WHAT YOU NEED TO DO
Make an exact copy of the records, leaving out the images.

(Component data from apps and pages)
□ □ □
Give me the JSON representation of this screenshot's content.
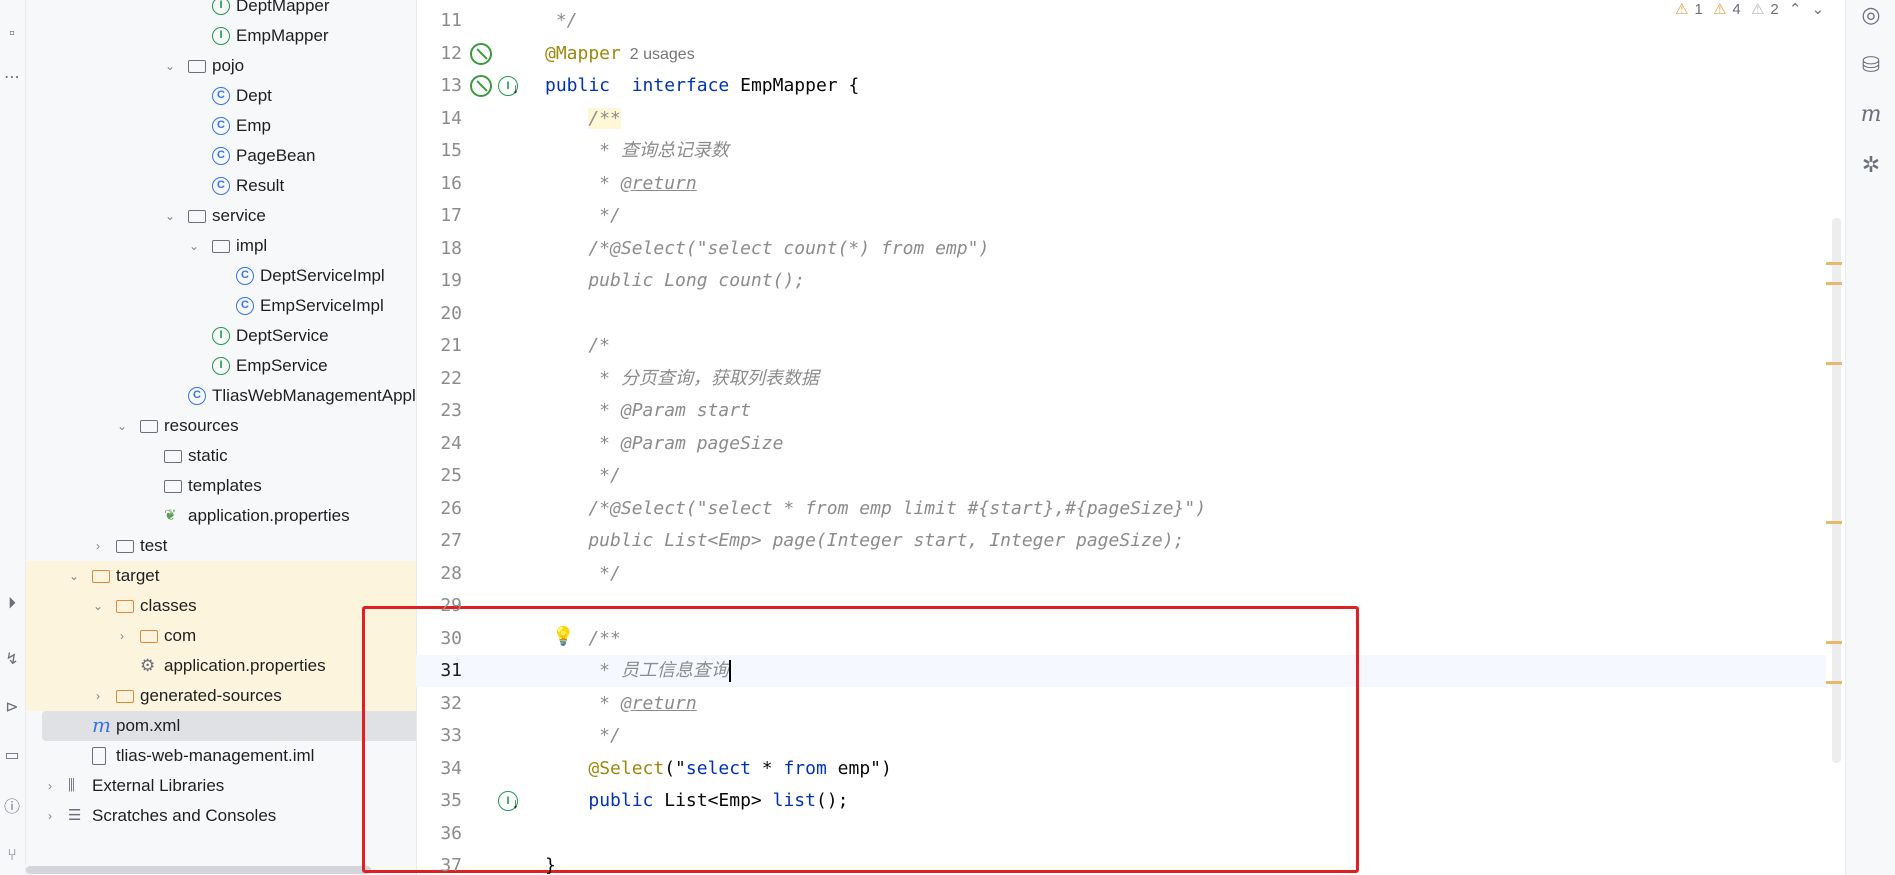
{
  "project_tree": [
    {
      "label": "DeptMapper",
      "icon": "interface-icon",
      "indent": 7
    },
    {
      "label": "EmpMapper",
      "icon": "interface-icon",
      "indent": 7
    },
    {
      "label": "pojo",
      "icon": "package-icon",
      "indent": 6,
      "expanded": true
    },
    {
      "label": "Dept",
      "icon": "class-icon",
      "indent": 7
    },
    {
      "label": "Emp",
      "icon": "class-icon",
      "indent": 7
    },
    {
      "label": "PageBean",
      "icon": "class-icon",
      "indent": 7
    },
    {
      "label": "Result",
      "icon": "class-icon",
      "indent": 7
    },
    {
      "label": "service",
      "icon": "package-icon",
      "indent": 6,
      "expanded": true
    },
    {
      "label": "impl",
      "icon": "package-icon",
      "indent": 7,
      "expanded": true
    },
    {
      "label": "DeptServiceImpl",
      "icon": "class-icon",
      "indent": 8
    },
    {
      "label": "EmpServiceImpl",
      "icon": "class-icon",
      "indent": 8
    },
    {
      "label": "DeptService",
      "icon": "interface-icon",
      "indent": 7
    },
    {
      "label": "EmpService",
      "icon": "interface-icon",
      "indent": 7
    },
    {
      "label": "TliasWebManagementApplic",
      "icon": "spring-boot-class-icon",
      "indent": 6
    },
    {
      "label": "resources",
      "icon": "resources-folder-icon",
      "indent": 4,
      "expanded": true
    },
    {
      "label": "static",
      "icon": "folder-icon",
      "indent": 5
    },
    {
      "label": "templates",
      "icon": "folder-icon",
      "indent": 5
    },
    {
      "label": "application.properties",
      "icon": "spring-properties-icon",
      "indent": 5
    },
    {
      "label": "test",
      "icon": "folder-icon",
      "indent": 3,
      "expanded": false
    },
    {
      "label": "target",
      "icon": "excluded-folder-icon",
      "indent": 2,
      "expanded": true,
      "excluded": true
    },
    {
      "label": "classes",
      "icon": "excluded-folder-icon",
      "indent": 3,
      "expanded": true,
      "excluded": true
    },
    {
      "label": "com",
      "icon": "excluded-folder-icon",
      "indent": 4,
      "expanded": false,
      "excluded": true
    },
    {
      "label": "application.properties",
      "icon": "properties-gear-icon",
      "indent": 4,
      "excluded": true
    },
    {
      "label": "generated-sources",
      "icon": "excluded-folder-icon",
      "indent": 3,
      "expanded": false,
      "excluded": true
    },
    {
      "label": "pom.xml",
      "icon": "maven-icon",
      "indent": 2,
      "selected": true
    },
    {
      "label": "tlias-web-management.iml",
      "icon": "file-icon",
      "indent": 2
    },
    {
      "label": "External Libraries",
      "icon": "library-icon",
      "indent": 1,
      "expanded": false
    },
    {
      "label": "Scratches and Consoles",
      "icon": "scratches-icon",
      "indent": 1,
      "expanded": false
    }
  ],
  "editor": {
    "inspections": {
      "warnings_a": "1",
      "warnings_b": "4",
      "warnings_c": "2"
    },
    "current_line": "31",
    "lines": [
      {
        "n": "11",
        "html": " */"
      },
      {
        "n": "12",
        "segments": [
          [
            "ann",
            "@Mapper"
          ],
          [
            "usages",
            "  2 usages"
          ]
        ]
      },
      {
        "n": "13",
        "segments": [
          [
            "kw",
            "public"
          ],
          [
            "",
            "  "
          ],
          [
            "kw",
            "interface"
          ],
          [
            "",
            " EmpMapper {"
          ]
        ]
      },
      {
        "n": "14",
        "segments": [
          [
            "",
            "    "
          ],
          [
            "doc-bg doc",
            "/**"
          ]
        ]
      },
      {
        "n": "15",
        "segments": [
          [
            "doc",
            "     * 查询总记录数"
          ]
        ]
      },
      {
        "n": "16",
        "segments": [
          [
            "doc",
            "     * "
          ],
          [
            "doctag",
            "@return"
          ]
        ]
      },
      {
        "n": "17",
        "segments": [
          [
            "doc",
            "     */"
          ]
        ]
      },
      {
        "n": "18",
        "segments": [
          [
            "cmt",
            "    /*@Select(\"select count(*) from emp\")"
          ]
        ]
      },
      {
        "n": "19",
        "segments": [
          [
            "cmt",
            "    public Long count();"
          ]
        ]
      },
      {
        "n": "20",
        "segments": [
          [
            "",
            ""
          ]
        ]
      },
      {
        "n": "21",
        "segments": [
          [
            "cmt",
            "    /*"
          ]
        ]
      },
      {
        "n": "22",
        "segments": [
          [
            "cmt",
            "     * 分页查询，获取列表数据"
          ]
        ]
      },
      {
        "n": "23",
        "segments": [
          [
            "cmt",
            "     * @Param start"
          ]
        ]
      },
      {
        "n": "24",
        "segments": [
          [
            "cmt",
            "     * @Param pageSize"
          ]
        ]
      },
      {
        "n": "25",
        "segments": [
          [
            "cmt",
            "     */"
          ]
        ]
      },
      {
        "n": "26",
        "segments": [
          [
            "cmt",
            "    /*@Select(\"select * from emp limit #{start},#{pageSize}\")"
          ]
        ]
      },
      {
        "n": "27",
        "segments": [
          [
            "cmt",
            "    public List<Emp> page(Integer start, Integer pageSize);"
          ]
        ]
      },
      {
        "n": "28",
        "segments": [
          [
            "cmt",
            "     */"
          ]
        ]
      },
      {
        "n": "29",
        "segments": [
          [
            "",
            ""
          ]
        ]
      },
      {
        "n": "30",
        "segments": [
          [
            "doc",
            "    /**"
          ]
        ]
      },
      {
        "n": "31",
        "segments": [
          [
            "doc",
            "     * 员工信息查询"
          ],
          [
            "caret",
            ""
          ]
        ]
      },
      {
        "n": "32",
        "segments": [
          [
            "doc",
            "     * "
          ],
          [
            "doctag",
            "@return"
          ]
        ]
      },
      {
        "n": "33",
        "segments": [
          [
            "doc",
            "     */"
          ]
        ]
      },
      {
        "n": "34",
        "segments": [
          [
            "",
            "    "
          ],
          [
            "ann",
            "@Select"
          ],
          [
            "",
            "(\""
          ],
          [
            "sqlkw",
            "select"
          ],
          [
            "",
            " * "
          ],
          [
            "sqlkw",
            "from"
          ],
          [
            "",
            " emp\")"
          ]
        ]
      },
      {
        "n": "35",
        "segments": [
          [
            "",
            "    "
          ],
          [
            "kw",
            "public"
          ],
          [
            "",
            " List<Emp> "
          ],
          [
            "kw",
            "list"
          ],
          [
            "",
            "();"
          ]
        ]
      },
      {
        "n": "36",
        "segments": [
          [
            "",
            ""
          ]
        ]
      },
      {
        "n": "37",
        "segments": [
          [
            "",
            "}"
          ]
        ]
      }
    ]
  },
  "colors": {
    "highlight_frame": "#e02020",
    "excluded_bg": "#fdf4de",
    "annotation": "#9e880d",
    "keyword": "#0033b3"
  }
}
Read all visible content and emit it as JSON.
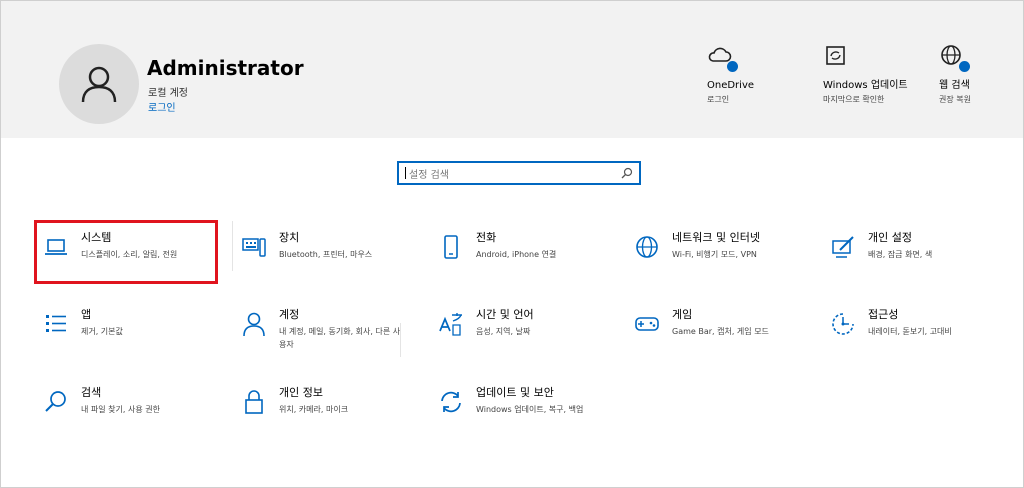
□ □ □
TASK OUTPUT
Give me the JSON representation of this screenshot's content.
{
  "project_tree": [
    {
      "label": "DeptMapper",
      "icon": "interface-icon",
      "indent": 7
    },
    {
      "label": "EmpMapper",
      "icon": "interface-icon",
      "indent": 7
    },
    {
      "label": "pojo",
      "icon": "package-icon",
      "indent": 6,
      "expanded": true
    },
    {
      "label": "Dept",
      "icon": "class-icon",
      "indent": 7
    },
    {
      "label": "Emp",
      "icon": "class-icon",
      "indent": 7
    },
    {
      "label": "PageBean",
      "icon": "class-icon",
      "indent": 7
    },
    {
      "label": "Result",
      "icon": "class-icon",
      "indent": 7
    },
    {
      "label": "service",
      "icon": "package-icon",
      "indent": 6,
      "expanded": true
    },
    {
      "label": "impl",
      "icon": "package-icon",
      "indent": 7,
      "expanded": true
    },
    {
      "label": "DeptServiceImpl",
      "icon": "class-icon",
      "indent": 8
    },
    {
      "label": "EmpServiceImpl",
      "icon": "class-icon",
      "indent": 8
    },
    {
      "label": "DeptService",
      "icon": "interface-icon",
      "indent": 7
    },
    {
      "label": "EmpService",
      "icon": "interface-icon",
      "indent": 7
    },
    {
      "label": "TliasWebManagementApplic",
      "icon": "spring-boot-class-icon",
      "indent": 6
    },
    {
      "label": "resources",
      "icon": "resources-folder-icon",
      "indent": 4,
      "expanded": true
    },
    {
      "label": "static",
      "icon": "folder-icon",
      "indent": 5
    },
    {
      "label": "templates",
      "icon": "folder-icon",
      "indent": 5
    },
    {
      "label": "application.properties",
      "icon": "spring-properties-icon",
      "indent": 5
    },
    {
      "label": "test",
      "icon": "folder-icon",
      "indent": 3,
      "expanded": false
    },
    {
      "label": "target",
      "icon": "excluded-folder-icon",
      "indent": 2,
      "expanded": true,
      "excluded": true
    },
    {
      "label": "classes",
      "icon": "excluded-folder-icon",
      "indent": 3,
      "expanded": true,
      "excluded": true
    },
    {
      "label": "com",
      "icon": "excluded-folder-icon",
      "indent": 4,
      "expanded": false,
      "excluded": true
    },
    {
      "label": "application.properties",
      "icon": "properties-gear-icon",
      "indent": 4,
      "excluded": true
    },
    {
      "label": "generated-sources",
      "icon": "excluded-folder-icon",
      "indent": 3,
      "expanded": false,
      "excluded": true
    },
    {
      "label": "pom.xml",
      "icon": "maven-icon",
      "indent": 2,
      "selected": true
    },
    {
      "label": "tlias-web-management.iml",
      "icon": "file-icon",
      "indent": 2
    },
    {
      "label": "External Libraries",
      "icon": "library-icon",
      "indent": 1,
      "expanded": false
    },
    {
      "label": "Scratches and Consoles",
      "icon": "scratches-icon",
      "indent": 1,
      "expanded": false
    }
  ],
  "editor": {
    "inspections": {
      "warnings_a": "1",
      "warnings_b": "4",
      "warnings_c": "2"
    },
    "current_line": "31",
    "lines": [
      {
        "n": "11",
        "html": " */"
      },
      {
        "n": "12",
        "segments": [
          [
            "ann",
            "@Mapper"
          ],
          [
            "usages",
            "  2 usages"
          ]
        ]
      },
      {
        "n": "13",
        "segments": [
          [
            "kw",
            "public"
          ],
          [
            "",
            "  "
          ],
          [
            "kw",
            "interface"
          ],
          [
            "",
            " EmpMapper {"
          ]
        ]
      },
      {
        "n": "14",
        "segments": [
          [
            "",
            "    "
          ],
          [
            "doc-bg doc",
            "/**"
          ]
        ]
      },
      {
        "n": "15",
        "segments": [
          [
            "doc",
            "     * 查询总记录数"
          ]
        ]
      },
      {
        "n": "16",
        "segments": [
          [
            "doc",
            "     * "
          ],
          [
            "doctag",
            "@return"
          ]
        ]
      },
      {
        "n": "17",
        "segments": [
          [
            "doc",
            "     */"
          ]
        ]
      },
      {
        "n": "18",
        "segments": [
          [
            "cmt",
            "    /*@Select(\"select count(*) from emp\")"
          ]
        ]
      },
      {
        "n": "19",
        "segments": [
          [
            "cmt",
            "    public Long count();"
          ]
        ]
      },
      {
        "n": "20",
        "segments": [
          [
            "",
            ""
          ]
        ]
      },
      {
        "n": "21",
        "segments": [
          [
            "cmt",
            "    /*"
          ]
        ]
      },
      {
        "n": "22",
        "segments": [
          [
            "cmt",
            "     * 分页查询，获取列表数据"
          ]
        ]
      },
      {
        "n": "23",
        "segments": [
          [
            "cmt",
            "     * @Param start"
          ]
        ]
      },
      {
        "n": "24",
        "segments": [
          [
            "cmt",
            "     * @Param pageSize"
          ]
        ]
      },
      {
        "n": "25",
        "segments": [
          [
            "cmt",
            "     */"
          ]
        ]
      },
      {
        "n": "26",
        "segments": [
          [
            "cmt",
            "    /*@Select(\"select * from emp limit #{start},#{pageSize}\")"
          ]
        ]
      },
      {
        "n": "27",
        "segments": [
          [
            "cmt",
            "    public List<Emp> page(Integer start, Integer pageSize);"
          ]
        ]
      },
      {
        "n": "28",
        "segments": [
          [
            "cmt",
            "     */"
          ]
        ]
      },
      {
        "n": "29",
        "segments": [
          [
            "",
            ""
          ]
        ]
      },
      {
        "n": "30",
        "segments": [
          [
            "doc",
            "    /**"
          ]
        ]
      },
      {
        "n": "31",
        "segments": [
          [
            "doc",
            "     * 员工信息查询"
          ],
          [
            "caret",
            ""
          ]
        ]
      },
      {
        "n": "32",
        "segments": [
          [
            "doc",
            "     * "
          ],
          [
            "doctag",
            "@return"
          ]
        ]
      },
      {
        "n": "33",
        "segments": [
          [
            "doc",
            "     */"
          ]
        ]
      },
      {
        "n": "34",
        "segments": [
          [
            "",
            "    "
          ],
          [
            "ann",
            "@Select"
          ],
          [
            "",
            "(\""
          ],
          [
            "sqlkw",
            "select"
          ],
          [
            "",
            " * "
          ],
          [
            "sqlkw",
            "from"
          ],
          [
            "",
            " emp\")"
          ]
        ]
      },
      {
        "n": "35",
        "segments": [
          [
            "",
            "    "
          ],
          [
            "kw",
            "public"
          ],
          [
            "",
            " List<Emp> "
          ],
          [
            "kw",
            "list"
          ],
          [
            "",
            "();"
          ]
        ]
      },
      {
        "n": "36",
        "segments": [
          [
            "",
            ""
          ]
        ]
      },
      {
        "n": "37",
        "segments": [
          [
            "",
            "}"
          ]
        ]
      }
    ]
  },
  "colors": {
    "highlight_frame": "#e02020",
    "excluded_bg": "#fdf4de",
    "annotation": "#9e880d",
    "keyword": "#0033b3"
  }
}
Read all visible content and emit it as JSON.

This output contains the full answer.